Don’t lose potential customers! You have put a lot of effort into converting your website visitors – make sure you don’t lose them at the final hurdle. Here are some basic, and more advanced tips on how to ensure that emails from your website arrive correctly.

First – check your setup. Send a regular test email via your website and make sure it gets through. You might have several forms on your site so make sure you test them all. Keep it simple – minimise the number of forms, and the number of email addresses they go to.

Save the messages on your site – if you use a good form plugin, such as Gravity Forms, the submissions from your forms will be saved, so even if you lose or accidentally delete the email, the information is backed up.

Now some more technical reasons why your mails might not be getting through. TL;DR make sure you have correct SPF records and DKIM signing

SPF records

Your domain should have an SPF record – this is a DNS record which sets out which servers are allowed to send email from your domain. A receiving server should check there is one, and if it exists, whether it matches the origin of the message. Some servers will reject mail from domains with no SPF record (particularly major providers) and many will reject mail if the SPF record is incorrect. So – make sure you have an SPF record and that it is correct.

DKIM signing

DKIM signing is a technical way to validate the origin of an email, and it’s required by the policy of certain major email providers (e.g. Google, Hotmail). So if your website emails are getting marked as spam or not getting through, you might need to ensure that they are signed by DKIM – ask your web host. Basic web hosting packages are unlikely to support DKIM signing – if you’re not sure, then please ask!

How does DKIM work

DKIM signing is a cryptographic process that uses a public / private key pair. The private key is generated on the server (for example your web server) and it is used to encrypt certain headers of any email (under your domain) sent from the server. The resulting encrypted data is then added to the email as another header.
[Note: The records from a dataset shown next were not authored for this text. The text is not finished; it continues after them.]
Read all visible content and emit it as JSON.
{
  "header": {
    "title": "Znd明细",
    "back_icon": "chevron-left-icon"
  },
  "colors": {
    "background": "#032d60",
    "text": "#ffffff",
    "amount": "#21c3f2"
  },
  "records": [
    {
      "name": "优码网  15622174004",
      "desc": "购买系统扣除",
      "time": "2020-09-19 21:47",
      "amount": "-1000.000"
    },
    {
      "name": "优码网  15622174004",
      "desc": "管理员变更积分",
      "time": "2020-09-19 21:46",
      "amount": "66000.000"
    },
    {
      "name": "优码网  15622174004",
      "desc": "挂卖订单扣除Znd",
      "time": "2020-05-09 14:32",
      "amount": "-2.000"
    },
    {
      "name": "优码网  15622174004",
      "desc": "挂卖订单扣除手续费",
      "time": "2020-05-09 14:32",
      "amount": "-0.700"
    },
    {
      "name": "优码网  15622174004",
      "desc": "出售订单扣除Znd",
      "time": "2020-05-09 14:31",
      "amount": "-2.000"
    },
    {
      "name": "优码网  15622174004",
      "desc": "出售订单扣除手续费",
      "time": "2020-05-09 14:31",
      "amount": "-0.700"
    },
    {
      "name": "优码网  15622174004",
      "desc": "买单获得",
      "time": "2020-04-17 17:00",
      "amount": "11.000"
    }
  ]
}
When the email is received, the receiving server cannot access the private key, but it can look up the corresponding public key, which has been added to the DNS for your domain. This public key is able to decrypt the data in the added header, so it can then check these headers against the original ones. If they match, then the DKIM test is passed. If not, it fails, and the email would be rejected.